However, those concerns may be unfounded. Western Digital, in an article written for Mashable, said that cloud-based solutions are just as secure as other computing options, if not even more secure.
According to Western Digital, one of the issues with the cloud stems from a perceived loss of control when data is stored remotely. Even though information is stored remotely does not mean it is less secure, as a company’s ability to always check on and maintain data can actually make cloud-based solutions more secure.
In addition, while outages can make it seem like the cloud is prone to failure, Western Digital said this issue is not limited to cloud computing. Companies are also encouraged to establish multiple backups for any essential resources as a matter of best practice.
“All in all, the cloud is usually more reliable than other hosted offerings,” according to Western Digital. “The problem is that for businesses that build all of their infrastructure on one cloud — or concentrate it in one location — downtime can be more problematic. The best thing business owners can do is look at having a backup strategy, just in case an outage occurs. That can mean having servers and load balances in separate locations or cloning or backing up data to separate services.”
Should it be required, a company can always add on additional layered security for its cloud-based offerings, instituting a more complete application control, the article said.
Best practices for securing the cloud

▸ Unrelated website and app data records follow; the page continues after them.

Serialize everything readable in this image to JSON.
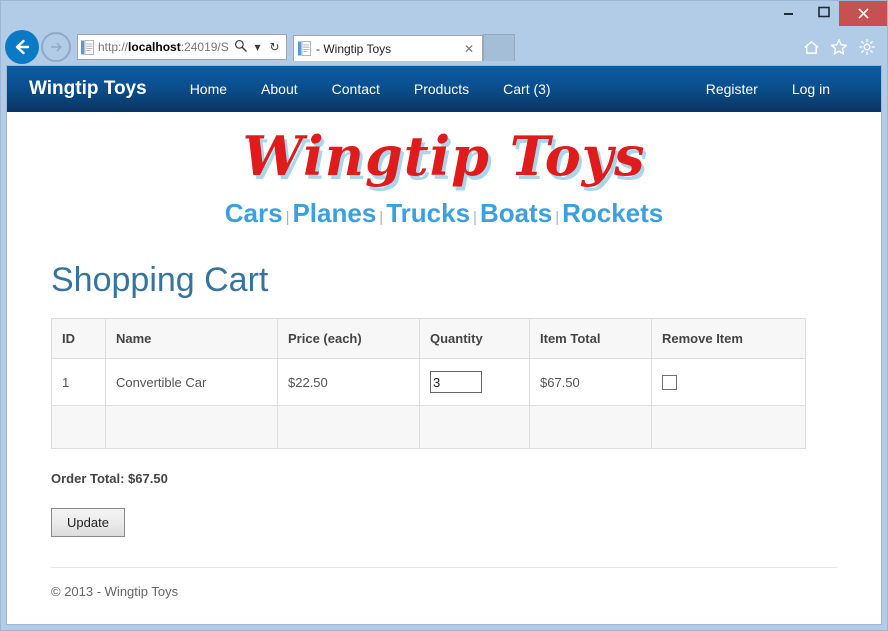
{
  "window": {
    "minimize_label": "minimize",
    "maximize_label": "maximize",
    "close_label": "✕"
  },
  "browser": {
    "back_label": "back",
    "forward_label": "forward",
    "address": {
      "scheme": "http://",
      "host": "localhost",
      "rest": ":24019/S",
      "search_icon": "search-icon",
      "dropdown_icon": "▾",
      "refresh_icon": "↻"
    },
    "tab": {
      "title": "- Wingtip Toys",
      "close_label": "✕"
    },
    "new_tab_label": "",
    "right_icons": [
      "home-icon",
      "favorites-star-icon",
      "settings-gear-icon"
    ]
  },
  "site_nav": {
    "brand": "Wingtip Toys",
    "links": [
      {
        "label": "Home"
      },
      {
        "label": "About"
      },
      {
        "label": "Contact"
      },
      {
        "label": "Products"
      },
      {
        "label": "Cart (3)"
      }
    ],
    "right_links": [
      {
        "label": "Register"
      },
      {
        "label": "Log in"
      }
    ]
  },
  "logo": {
    "text": "Wingtip Toys",
    "color": "#e01b1b",
    "shadow_color": "#a8d6ef"
  },
  "categories": {
    "separator": "|",
    "color": "#3aa0e0",
    "items": [
      {
        "label": "Cars"
      },
      {
        "label": "Planes"
      },
      {
        "label": "Trucks"
      },
      {
        "label": "Boats"
      },
      {
        "label": "Rockets"
      }
    ]
  },
  "page": {
    "title": "Shopping Cart",
    "title_color": "#35749e"
  },
  "cart": {
    "columns": [
      "ID",
      "Name",
      "Price (each)",
      "Quantity",
      "Item Total",
      "Remove Item"
    ],
    "rows": [
      {
        "id": "1",
        "name": "Convertible Car",
        "price": "$22.50",
        "quantity": "3",
        "item_total": "$67.50",
        "remove_checked": false
      }
    ],
    "order_total_label": "Order Total: $67.50",
    "update_button_label": "Update"
  },
  "footer": {
    "text": "© 2013 - Wingtip Toys"
  }
}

For companies looking to beef up the security surrounding their cloud-based solutions, there are a number of options available. According to InformationWeek, proper cloud security revolves around three principles – protecting the infrastructure, keeping the platform safe and taking necessary precautions with data.

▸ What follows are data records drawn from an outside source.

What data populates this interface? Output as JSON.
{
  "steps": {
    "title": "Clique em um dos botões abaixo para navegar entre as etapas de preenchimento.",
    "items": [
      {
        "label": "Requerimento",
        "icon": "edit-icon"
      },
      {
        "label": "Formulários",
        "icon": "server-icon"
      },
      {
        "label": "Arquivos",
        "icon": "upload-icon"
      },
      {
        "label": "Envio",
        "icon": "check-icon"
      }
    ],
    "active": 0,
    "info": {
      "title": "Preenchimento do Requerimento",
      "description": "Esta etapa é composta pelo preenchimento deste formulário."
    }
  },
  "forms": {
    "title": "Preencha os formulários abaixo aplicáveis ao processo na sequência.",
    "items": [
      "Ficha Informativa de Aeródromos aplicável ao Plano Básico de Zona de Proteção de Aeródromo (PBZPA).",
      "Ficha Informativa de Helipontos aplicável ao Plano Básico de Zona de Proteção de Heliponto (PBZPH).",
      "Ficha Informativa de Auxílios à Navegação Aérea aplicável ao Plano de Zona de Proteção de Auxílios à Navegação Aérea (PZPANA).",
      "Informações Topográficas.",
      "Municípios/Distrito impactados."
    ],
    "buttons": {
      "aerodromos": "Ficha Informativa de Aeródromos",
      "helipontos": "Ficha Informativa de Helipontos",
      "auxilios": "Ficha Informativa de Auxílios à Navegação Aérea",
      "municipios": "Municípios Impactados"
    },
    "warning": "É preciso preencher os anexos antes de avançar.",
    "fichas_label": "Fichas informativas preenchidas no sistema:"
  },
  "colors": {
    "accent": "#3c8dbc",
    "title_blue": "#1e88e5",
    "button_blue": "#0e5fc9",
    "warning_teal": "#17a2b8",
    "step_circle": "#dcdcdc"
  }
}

When going forward with the cloud, companies should not exclusively rely on their vendors to handle the necessary security steps. Even though many cloud-based solutions do include some level of cybersecurity protection, it is up to the user to mitigate as much risk as possible, TechTarget reported.
The first step in protecting cloud-based solutions is to complete a proper security audit, according to CRN. This way, a firm can be proactive in stopping as many potential issues as possible before something negative happens.

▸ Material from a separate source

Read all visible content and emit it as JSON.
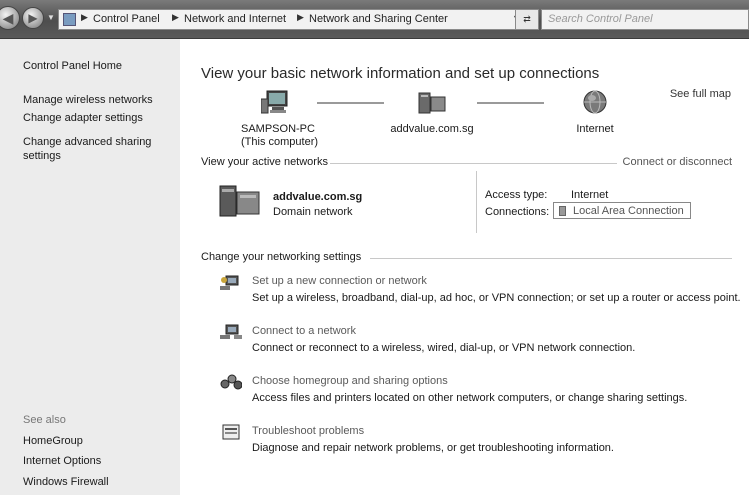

Lance Spitzner, an instructor with the SANS Institute security research organization, told Forbes that password secrecy compliance and proper end user diligence pertaining to the sharing of information will help to maintain proper cloud security. Other measures that he recommended included having a two-step verification process for access, encrypting data before it is stored in the cloud and instituting a policy in which users have to manually allow for the sharing of information.
One of the best ways to secure the cloud, TechTarget reported, is to build a private cloud. In this way, a company can ensure that it receives the benefits of shared resources and remote access while also making sure that a quality security apparatus is in place from the beginning.
“Developing an appropriate security program for an organization in a conventional infrastructure that can then be extended to a private cloud environment adds another dimension to everything,” Von Williams wrote for CRN. “The reality is that, until you have developed, implemented and tested a comprehensive security program for your organization, your data may not be any safer at home, let alone in the cloud.”
How much application control do you have over your cloud computing solutions? What layered security measures do you have in place to protect the cloud you use? Leave your comments below to let us know how you’re handling cloud security concerns!